Preparing for the Next Housing Tsunami

Greg Kaplan et al. posted The Housing Boom and Bust: Model Meets Evidence to SSRN. The abstract reads,

We build a model of the U.S. economy with multiple aggregate shocks (income, housing finance conditions, and beliefs about future housing demand) that generate fluctuations in equilibrium house prices. Through a series of counterfactual experiments, we study the housing boom and bust around the Great Recession and obtain three main results. First, we find that the main driver of movements in house prices and rents was a shift in beliefs. Shifts in credit conditions do not move house prices but are important for the dynamics of home ownership, leverage, and foreclosures. The role of housing rental markets and long-term mortgages in alleviating credit constraints is central to these findings. Second, our model suggests that the boom-bust in house prices explains half of the corresponding swings in non-durable expenditures and that the transmission mechanism is a wealth effect through household balance sheets. Third, we find that a large-scale debt forgiveness program would have done little to temper the collapse of house prices and expenditures, but would have dramatically reduced foreclosures and induced a small, but persistent, increase in consumption during the recovery.

I think the last sentence is worth pondering a bit:  “a large-scale debt forgiveness program would have done little to temper the collapse of house prices and expenditures, but would have dramatically reduced foreclosures and induced a small, but persistent, increase in consumption during the recovery.” During the Great Depression, the federal government took steps that relieved the debt burden of over a million households by extending the terms of their mortgages and lowering the interest rates on them.

While this was no panacea, it did let millions stay in their homes during a period of great financial stress. The steps taken to help struggling homeowners during the recent Great Recession were much more timid than those taken during the Great Depression. This paper adds to a body of literature that suggests we should not be so timid the next time we are hit by an economic tsunami.

Mortgage Leverage and Bubbles

Albert Alex Zevelev has posted Regulating Mortgage Leverage: Fire Sales, Foreclosure Spirals and Pecuniary Externalities to SSRN. The abstract reads,

The US housing boom was accompanied by a rise in mortgage leverage. The subsequent bust was accompanied by a rise in foreclosure. This paper introduces a dynamic general equilibrium model to study how leverage and foreclosure affect house prices. The model shows how foreclosure sales, through their effect on housing supply, amplify and propagate house price drops. A calibration to match the bust shows consumption and housing need to be sufficiently complementary to fit the data. Since leverage plays a key role in foreclosure, a regulator can reduce systemic risk by placing a cap on leverage.

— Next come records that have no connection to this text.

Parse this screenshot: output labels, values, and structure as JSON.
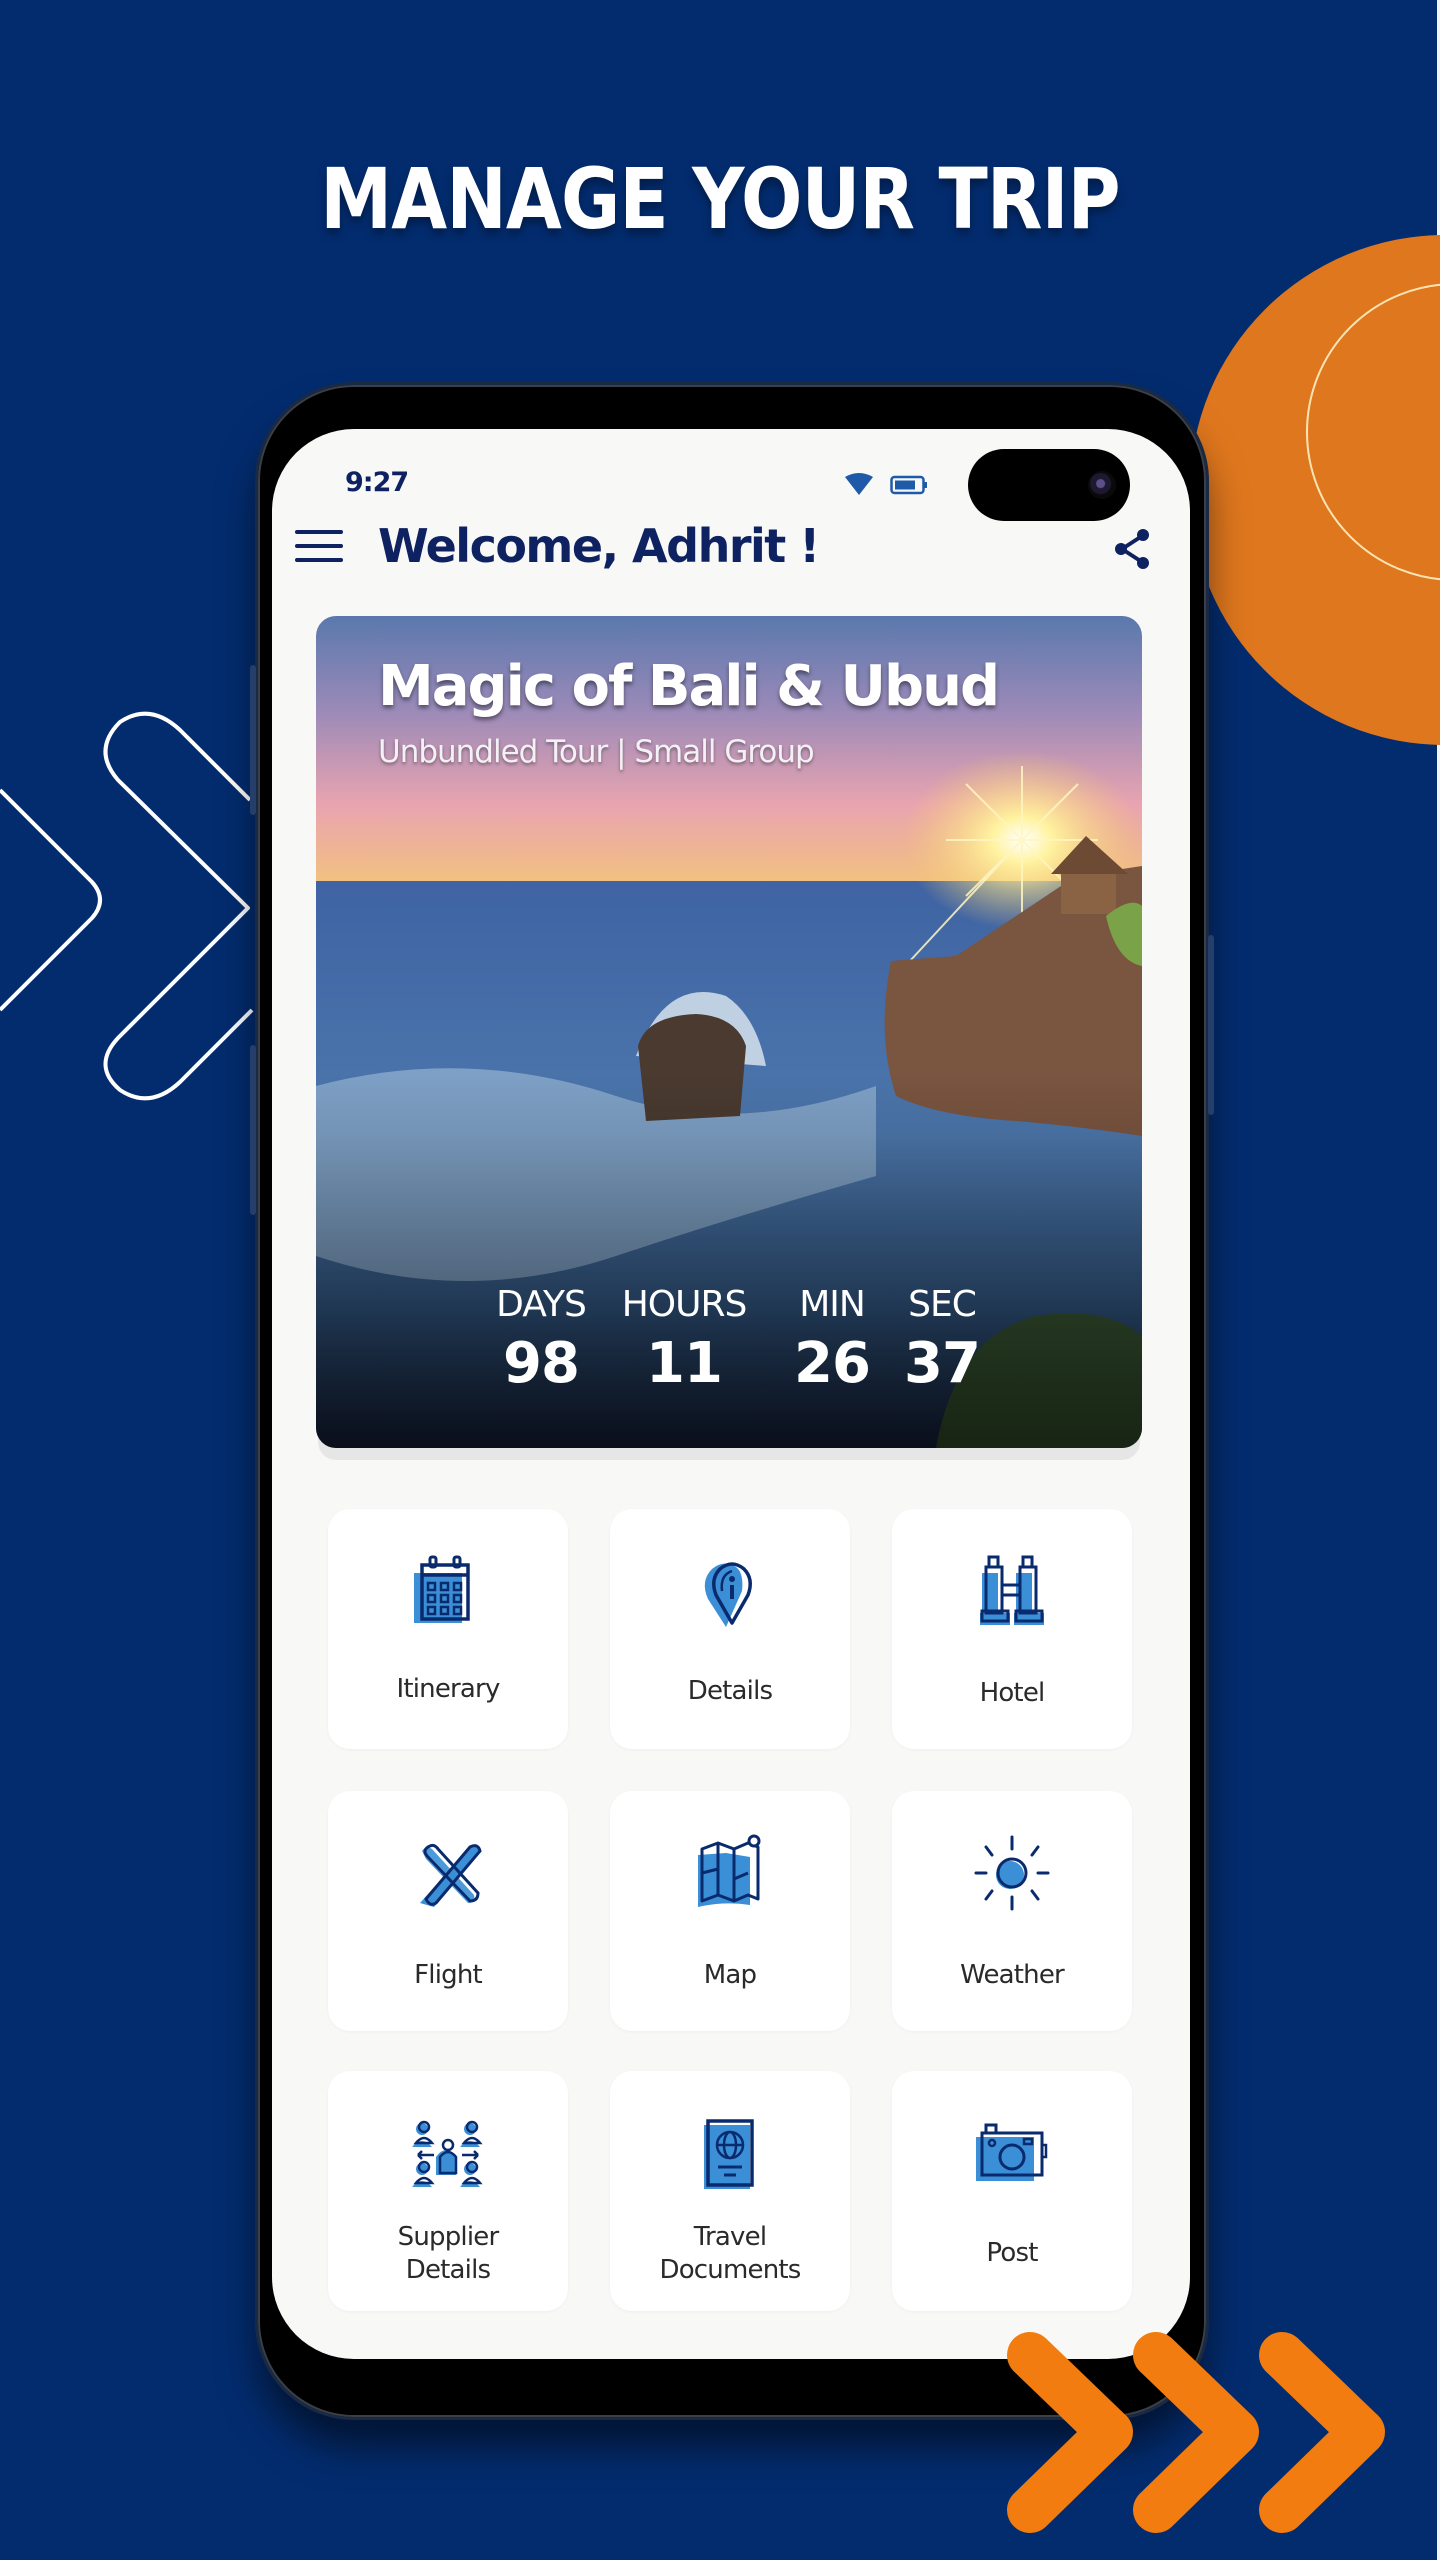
{
  "headline": "MANAGE YOUR TRIP",
  "colors": {
    "background": "#032c6f",
    "accent_orange": "#f27c0f",
    "circle_orange": "#df771e",
    "navy_text": "#0e2262",
    "icon_blue": "#3a8fd6",
    "icon_stroke": "#0a2a6e"
  },
  "status_bar": {
    "time": "9:27",
    "icons": [
      "wifi-icon",
      "battery-icon"
    ]
  },
  "app_bar": {
    "menu_icon": "hamburger-menu-icon",
    "title": "Welcome, Adhrit !",
    "share_icon": "share-icon"
  },
  "trip_banner": {
    "title": "Magic of Bali & Ubud",
    "subtitle": "Unbundled Tour | Small Group",
    "image": "bali-temple-sunset-photo",
    "countdown": [
      {
        "label": "DAYS",
        "value": "98"
      },
      {
        "label": "HOURS",
        "value": "11"
      },
      {
        "label": "MIN",
        "value": "26"
      },
      {
        "label": "SEC",
        "value": "37"
      }
    ]
  },
  "menu_tiles": [
    {
      "label": "Itinerary",
      "icon": "calendar-icon"
    },
    {
      "label": "Details",
      "icon": "info-pin-icon"
    },
    {
      "label": "Hotel",
      "icon": "hotel-building-icon"
    },
    {
      "label": "Flight",
      "icon": "airplane-icon"
    },
    {
      "label": "Map",
      "icon": "map-icon"
    },
    {
      "label": "Weather",
      "icon": "sun-icon"
    },
    {
      "label": "Supplier\nDetails",
      "label_line1": "Supplier",
      "label_line2": "Details",
      "icon": "supplier-network-icon"
    },
    {
      "label": "Travel\nDocuments",
      "label_line1": "Travel",
      "label_line2": "Documents",
      "icon": "passport-icon"
    },
    {
      "label": "Post",
      "icon": "camera-icon"
    }
  ]
}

Counterfactual experiments show that in a world with less leverage, the same economic shock leads to less foreclosure and less severe, shorter busts in house prices. A 90% cap on loan-to-value ratios in 2006 predicts house prices would have fallen 12% rather than 18% as in the data. The regulator faces a trade-off in that less leverage means less housing for constrained households, but also fewer foreclosures and less severe busts in house prices. A regulator with reasonable preference parameters would choose a cap of 95%.

This is pretty important stuff as it attempts to model the impact of different LTV ratios on prices and foreclosure rates. Now Zevelev is not the first to see these interactions, but it is important to  model how consumer finance regulation (for instance, loan to value ratios) can impact systemic risk. This is particularly important because many commentators downplay that relationship.

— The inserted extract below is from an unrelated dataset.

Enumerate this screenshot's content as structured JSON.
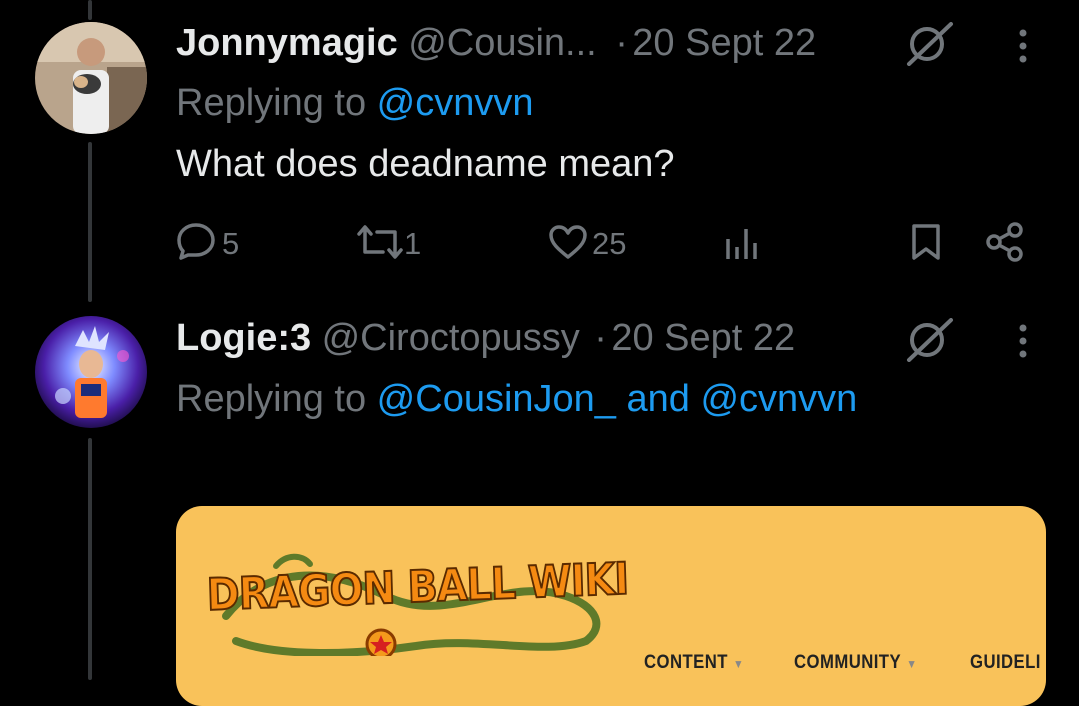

I am not in a position to evaluate the model in this paper, but its conclusion is certainly right: “Leverage makes our economy fragile by increasing the risk of default. It is clear that
foreclosure has many externalities and they are quantitatively significant. Since borrowers
and lenders do not fully internalize these externalities, there is a case for regulating mortgage leverage.” (31)